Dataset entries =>
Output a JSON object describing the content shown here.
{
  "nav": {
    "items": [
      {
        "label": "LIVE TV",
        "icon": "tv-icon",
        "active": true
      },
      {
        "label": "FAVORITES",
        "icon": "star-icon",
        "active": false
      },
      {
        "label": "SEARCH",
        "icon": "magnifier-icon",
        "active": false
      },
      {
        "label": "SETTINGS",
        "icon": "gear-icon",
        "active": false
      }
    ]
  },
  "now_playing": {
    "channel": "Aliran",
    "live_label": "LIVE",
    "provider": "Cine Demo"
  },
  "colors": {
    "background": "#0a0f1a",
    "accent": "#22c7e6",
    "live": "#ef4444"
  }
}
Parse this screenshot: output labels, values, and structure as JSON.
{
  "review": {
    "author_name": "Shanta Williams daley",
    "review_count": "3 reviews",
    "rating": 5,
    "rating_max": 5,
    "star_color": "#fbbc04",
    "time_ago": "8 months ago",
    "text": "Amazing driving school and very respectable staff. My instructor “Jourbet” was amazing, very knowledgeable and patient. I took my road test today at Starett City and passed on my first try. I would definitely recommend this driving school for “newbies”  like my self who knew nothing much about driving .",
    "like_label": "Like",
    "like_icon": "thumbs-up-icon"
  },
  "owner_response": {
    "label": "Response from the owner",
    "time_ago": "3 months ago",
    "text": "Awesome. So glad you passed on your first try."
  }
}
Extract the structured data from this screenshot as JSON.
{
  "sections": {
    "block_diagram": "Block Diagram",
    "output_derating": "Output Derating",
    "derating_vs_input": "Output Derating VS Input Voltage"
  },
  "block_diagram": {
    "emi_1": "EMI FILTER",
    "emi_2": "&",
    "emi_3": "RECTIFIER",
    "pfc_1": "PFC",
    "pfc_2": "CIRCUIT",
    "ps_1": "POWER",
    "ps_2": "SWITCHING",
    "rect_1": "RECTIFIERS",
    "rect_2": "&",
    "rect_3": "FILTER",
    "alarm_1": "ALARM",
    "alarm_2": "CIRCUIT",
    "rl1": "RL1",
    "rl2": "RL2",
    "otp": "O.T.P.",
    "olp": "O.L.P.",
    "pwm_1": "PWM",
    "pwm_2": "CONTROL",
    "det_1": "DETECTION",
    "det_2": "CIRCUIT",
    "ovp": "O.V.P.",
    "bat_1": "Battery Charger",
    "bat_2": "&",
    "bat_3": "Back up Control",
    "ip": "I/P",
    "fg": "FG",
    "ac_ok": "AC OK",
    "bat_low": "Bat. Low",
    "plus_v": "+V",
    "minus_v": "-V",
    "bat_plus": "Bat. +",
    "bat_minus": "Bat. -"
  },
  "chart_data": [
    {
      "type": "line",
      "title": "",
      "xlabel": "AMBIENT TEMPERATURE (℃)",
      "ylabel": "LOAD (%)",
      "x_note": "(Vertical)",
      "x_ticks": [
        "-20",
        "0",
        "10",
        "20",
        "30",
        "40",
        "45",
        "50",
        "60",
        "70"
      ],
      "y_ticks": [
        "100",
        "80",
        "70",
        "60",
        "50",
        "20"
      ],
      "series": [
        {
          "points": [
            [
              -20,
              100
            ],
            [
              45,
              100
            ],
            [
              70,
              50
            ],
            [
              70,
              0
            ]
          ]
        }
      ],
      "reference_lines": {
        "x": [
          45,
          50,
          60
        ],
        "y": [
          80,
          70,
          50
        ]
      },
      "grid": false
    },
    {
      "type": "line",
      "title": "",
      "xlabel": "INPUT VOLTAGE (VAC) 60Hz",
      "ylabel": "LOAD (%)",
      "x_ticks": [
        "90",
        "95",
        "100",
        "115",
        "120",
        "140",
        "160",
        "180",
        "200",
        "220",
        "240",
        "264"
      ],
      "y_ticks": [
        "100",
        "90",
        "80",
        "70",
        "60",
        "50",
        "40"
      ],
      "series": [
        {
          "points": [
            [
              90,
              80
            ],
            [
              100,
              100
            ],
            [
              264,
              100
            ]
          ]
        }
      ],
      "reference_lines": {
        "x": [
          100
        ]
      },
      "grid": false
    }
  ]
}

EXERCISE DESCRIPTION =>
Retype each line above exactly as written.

ANSWER SECTION =>
Output a JSON object describing the content shown here.
{
  "nav": {
    "items": [
      {
        "label": "LIVE TV",
        "icon": "tv-icon",
        "active": true
      },
      {
        "label": "FAVORITES",
        "icon": "star-icon",
        "active": false
      },
      {
        "label": "SEARCH",
        "icon": "magnifier-icon",
        "active": false
      },
      {
        "label": "SETTINGS",
        "icon": "gear-icon",
        "active": false
      }
    ]
  },
  "now_playing": {
    "channel": "Aliran",
    "live_label": "LIVE",
    "provider": "Cine Demo"
  },
  "colors": {
    "background": "#0a0f1a",
    "accent": "#22c7e6",
    "live": "#ef4444"
  }
}
Parse this screenshot: output labels, values, and structure as JSON.
{
  "review": {
    "author_name": "Shanta Williams daley",
    "review_count": "3 reviews",
    "rating": 5,
    "rating_max": 5,
    "star_color": "#fbbc04",
    "time_ago": "8 months ago",
    "text": "Amazing driving school and very respectable staff. My instructor “Jourbet” was amazing, very knowledgeable and patient. I took my road test today at Starett City and passed on my first try. I would definitely recommend this driving school for “newbies”  like my self who knew nothing much about driving .",
    "like_label": "Like",
    "like_icon": "thumbs-up-icon"
  },
  "owner_response": {
    "label": "Response from the owner",
    "time_ago": "3 months ago",
    "text": "Awesome. So glad you passed on your first try."
  }
}
Extract the structured data from this screenshot as JSON.
{
  "sections": {
    "block_diagram": "Block Diagram",
    "output_derating": "Output Derating",
    "derating_vs_input": "Output Derating VS Input Voltage"
  },
  "block_diagram": {
    "emi_1": "EMI FILTER",
    "emi_2": "&",
    "emi_3": "RECTIFIER",
    "pfc_1": "PFC",
    "pfc_2": "CIRCUIT",
    "ps_1": "POWER",
    "ps_2": "SWITCHING",
    "rect_1": "RECTIFIERS",
    "rect_2": "&",
    "rect_3": "FILTER",
    "alarm_1": "ALARM",
    "alarm_2": "CIRCUIT",
    "rl1": "RL1",
    "rl2": "RL2",
    "otp": "O.T.P.",
    "olp": "O.L.P.",
    "pwm_1": "PWM",
    "pwm_2": "CONTROL",
    "det_1": "DETECTION",
    "det_2": "CIRCUIT",
    "ovp": "O.V.P.",
    "bat_1": "Battery Charger",
    "bat_2": "&",
    "bat_3": "Back up Control",
    "ip": "I/P",
    "fg": "FG",
    "ac_ok": "AC OK",
    "bat_low": "Bat. Low",
    "plus_v": "+V",
    "minus_v": "-V",
    "bat_plus": "Bat. +",
    "bat_minus": "Bat. -"
  },
  "chart_data": [
    {
      "type": "line",
      "title": "",
      "xlabel": "AMBIENT TEMPERATURE (℃)",
      "ylabel": "LOAD (%)",
      "x_note": "(Vertical)",
      "x_ticks": [
        "-20",
        "0",
        "10",
        "20",
        "30",
        "40",
        "45",
        "50",
        "60",
        "70"
      ],
      "y_ticks": [
        "100",
        "80",
        "70",
        "60",
        "50",
        "20"
      ],
      "series": [
        {
          "points": [
            [
              -20,
              100
            ],
            [
              45,
              100
            ],
            [
              70,
              50
            ],
            [
              70,
              0
            ]
          ]
        }
      ],
      "reference_lines": {
        "x": [
          45,
          50,
          60
        ],
        "y": [
          80,
          70,
          50
        ]
      },
      "grid": false
    },
    {
      "type": "line",
      "title": "",
      "xlabel": "INPUT VOLTAGE (VAC) 60Hz",
      "ylabel": "LOAD (%)",
      "x_ticks": [
        "90",
        "95",
        "100",
        "115",
        "120",
        "140",
        "160",
        "180",
        "200",
        "220",
        "240",
        "264"
      ],
      "y_ticks": [
        "100",
        "90",
        "80",
        "70",
        "60",
        "50",
        "40"
      ],
      "series": [
        {
          "points": [
            [
              90,
              80
            ],
            [
              100,
              100
            ],
            [
              264,
              100
            ]
          ]
        }
      ],
      "reference_lines": {
        "x": [
          100
        ]
      },
      "grid": false
    }
  ]
}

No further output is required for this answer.